Theories as such, scientific or otherwise, have never been sufficient enough to produce interesting works of art. Malaise and doubt, on the other hand, are effective agents of aesthetic turmoil. I’m speculating, but it is this state of mind that accompanies Chloé Delarue in her plastic decisions. TAFAA can be considered a formal matrix bringing with it the transformation of elements resulting from a reality shared by the majority. However — and this is an important fact — it is not a question of creating a decor or a potential living environment: each work, asserting its autonomy, represents rather a shift in perception, or the sudden eruption of signs that shape our lives and whose upheaval threatens certainties. Thus, everything here manifests its familiar presence: the moss-covered ground, the animated bodies, the worshipping faces as well as the memes that ironically punctuate dreamy navigations.
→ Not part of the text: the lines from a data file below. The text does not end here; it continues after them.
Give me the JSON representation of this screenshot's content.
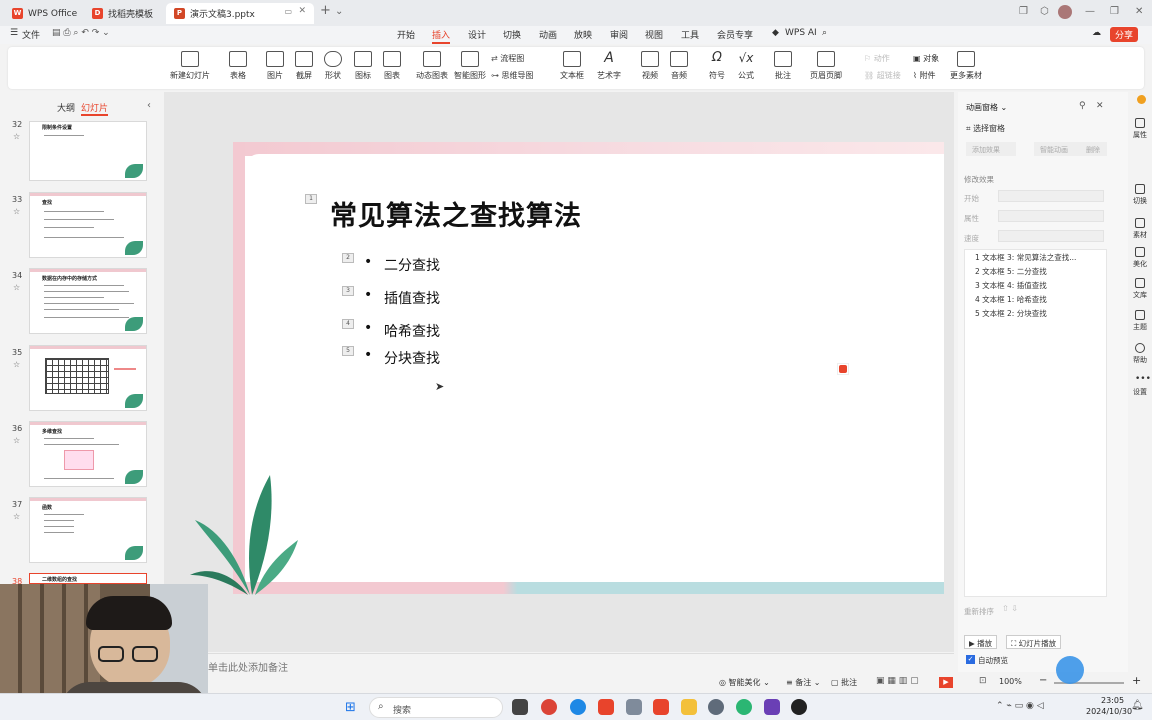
{
  "tabs": [
    {
      "label": "WPS Office"
    },
    {
      "label": "找稻壳模板"
    },
    {
      "label": "演示文稿3.pptx"
    }
  ],
  "menu": {
    "file": "文件",
    "items": [
      "开始",
      "插入",
      "设计",
      "切换",
      "动画",
      "放映",
      "审阅",
      "视图",
      "工具",
      "会员专享"
    ],
    "ai": "WPS AI",
    "share": "分享"
  },
  "ribbon": [
    {
      "label": "新建幻灯片"
    },
    {
      "label": "表格"
    },
    {
      "label": "图片"
    },
    {
      "label": "截屏"
    },
    {
      "label": "形状"
    },
    {
      "label": "图标"
    },
    {
      "label": "图表"
    },
    {
      "label": "动态图表"
    },
    {
      "label": "智能图形"
    },
    {
      "label": "流程图"
    },
    {
      "label": "思维导图"
    },
    {
      "label": "文本框"
    },
    {
      "label": "艺术字"
    },
    {
      "label": "视频"
    },
    {
      "label": "音频"
    },
    {
      "label": "符号"
    },
    {
      "label": "公式"
    },
    {
      "label": "批注"
    },
    {
      "label": "页眉页脚"
    },
    {
      "label": "动作"
    },
    {
      "label": "超链接"
    },
    {
      "label": "对象"
    },
    {
      "label": "附件"
    },
    {
      "label": "更多素材"
    }
  ],
  "left_panel": {
    "tab_outline": "大纲",
    "tab_slides": "幻灯片",
    "slides": [
      {
        "num": "32",
        "title": "限制条件设置"
      },
      {
        "num": "33",
        "title": "查找"
      },
      {
        "num": "34",
        "title": "数据在内存中的存储方式"
      },
      {
        "num": "35",
        "title": ""
      },
      {
        "num": "36",
        "title": "多维查找"
      },
      {
        "num": "37",
        "title": "函数"
      },
      {
        "num": "38",
        "title": "二维数组的查找"
      }
    ]
  },
  "slide": {
    "title": "常见算法之查找算法",
    "title_tag": "1",
    "bullets": [
      {
        "tag": "2",
        "text": "二分查找"
      },
      {
        "tag": "3",
        "text": "插值查找"
      },
      {
        "tag": "4",
        "text": "哈希查找"
      },
      {
        "tag": "5",
        "text": "分块查找"
      }
    ]
  },
  "notes_placeholder": "单击此处添加备注",
  "right_panel": {
    "title": "动画窗格",
    "select_pane": "选择窗格",
    "add_effect": "添加效果",
    "smart_anim": "智能动画",
    "delete": "删除",
    "modify": "修改效果",
    "start": "开始",
    "property": "属性",
    "speed": "速度",
    "items": [
      "1 文本框 3: 常见算法之查找...",
      "2 文本框 5: 二分查找",
      "3 文本框 4: 插值查找",
      "4 文本框 1: 哈希查找",
      "5 文本框 2: 分块查找"
    ],
    "reorder": "重新排序",
    "play": "播放",
    "slideshow": "幻灯片播放",
    "autopreview": "自动预览"
  },
  "right_bar": [
    "属性",
    "切换",
    "素材",
    "美化",
    "文库",
    "主题",
    "帮助",
    "设置"
  ],
  "status": {
    "beautify": "智能美化",
    "notes": "备注",
    "comments": "批注",
    "zoom": "100%"
  },
  "taskbar": {
    "search": "搜索",
    "time": "23:05",
    "date": "2024/10/30"
  }
}
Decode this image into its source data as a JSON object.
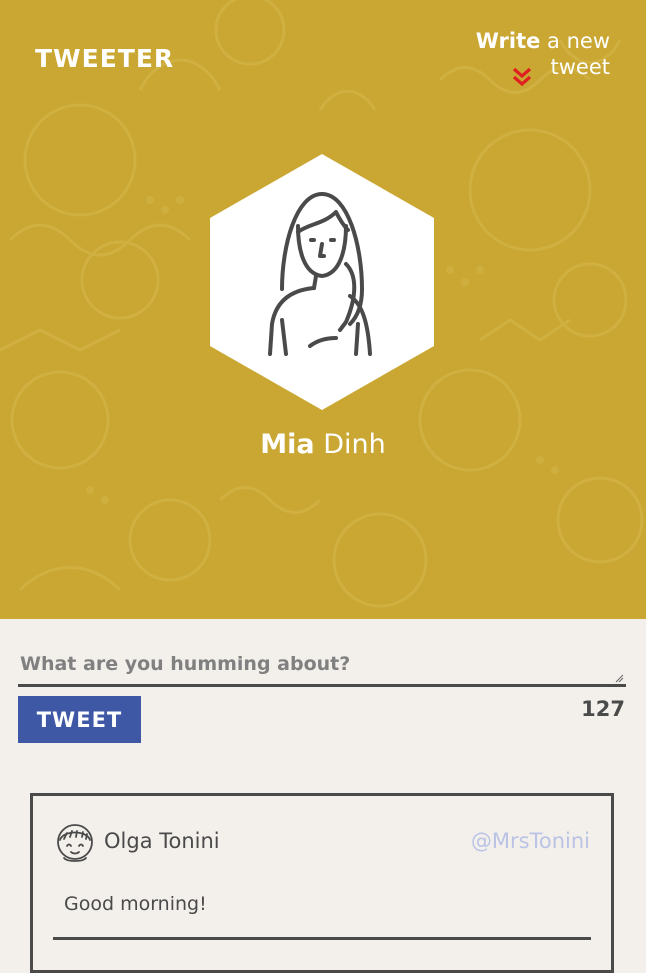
{
  "header": {
    "brand": "TWEETER",
    "write_link": {
      "bold": "Write",
      "rest": " a new tweet"
    },
    "background_color": "#c9a732"
  },
  "profile": {
    "first_name": "Mia",
    "last_name": "Dinh",
    "avatar_icon": "woman-avatar-icon"
  },
  "compose": {
    "placeholder": "What are you humming about?",
    "value": "",
    "button_label": "TWEET",
    "char_count": "127",
    "button_color": "#3f58a5"
  },
  "tweets": [
    {
      "author": "Olga Tonini",
      "handle": "@MrsTonini",
      "text": "Good morning!",
      "avatar_icon": "girl-avatar-icon"
    }
  ]
}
Everything is recognizable but nothing has ever seemed so foreign, so absent from itself, so devoid of meaningful substance when everything becomes synthetic.
What this new occurrence of TAFAA refers us to — without dissecting its effects — is this inability to precisely identify what escapes us: the famous Freudian unheimliche. We have learned that reality is only a subjective realization, one among others allowing us to justify the meaning of our actions. Alice’s rabbit would teach the precariousness of these myths, which hold us back so obediently. Such is the poetic force of Chloé Delarue’s project, which starts with a few words or combined objects, and transmits this fundamentally recalcitrant essence of the surrounding world.
- Franck Balland
(1) A method that Chloé Delarue doesn’t in fact use... instead of the ready-made, her approach favors imprints of forms and a sort of hacking of existing technical devices: the link to external things is made in a more indirect way.
(2) At the risk of dimming a bit of mystery, the artist mentions, in a note, a nod to the “Sycamore” chip created by Google, which made manifest the superiority of a quantum calculator over a conventional computer. The rabbit is a narrative element of Alice’s Adventures in Wonderland as well as in the movie The Matrix: it signals the arrival of twists that undermine the logical meaning of the stories. Finally, note that the essayist Pacôme Thiellement, in a recent book entitled Sycomore Sickamour (PUF, 2018) insisted on the symbolic dimension of the sycamore in Wil- liam Shakespeare’s oeuvre. In the tragedy Romeo and Juliet, the tree becomes the refuge of “sick amour” — sick love.
(3) “Lost Futures” is Mark Fischer’s first chapter in Spectres de ma vie, écrits sur la dépression, l’hantologie et les futurs perdus, Entremonde, Geneva, 2021.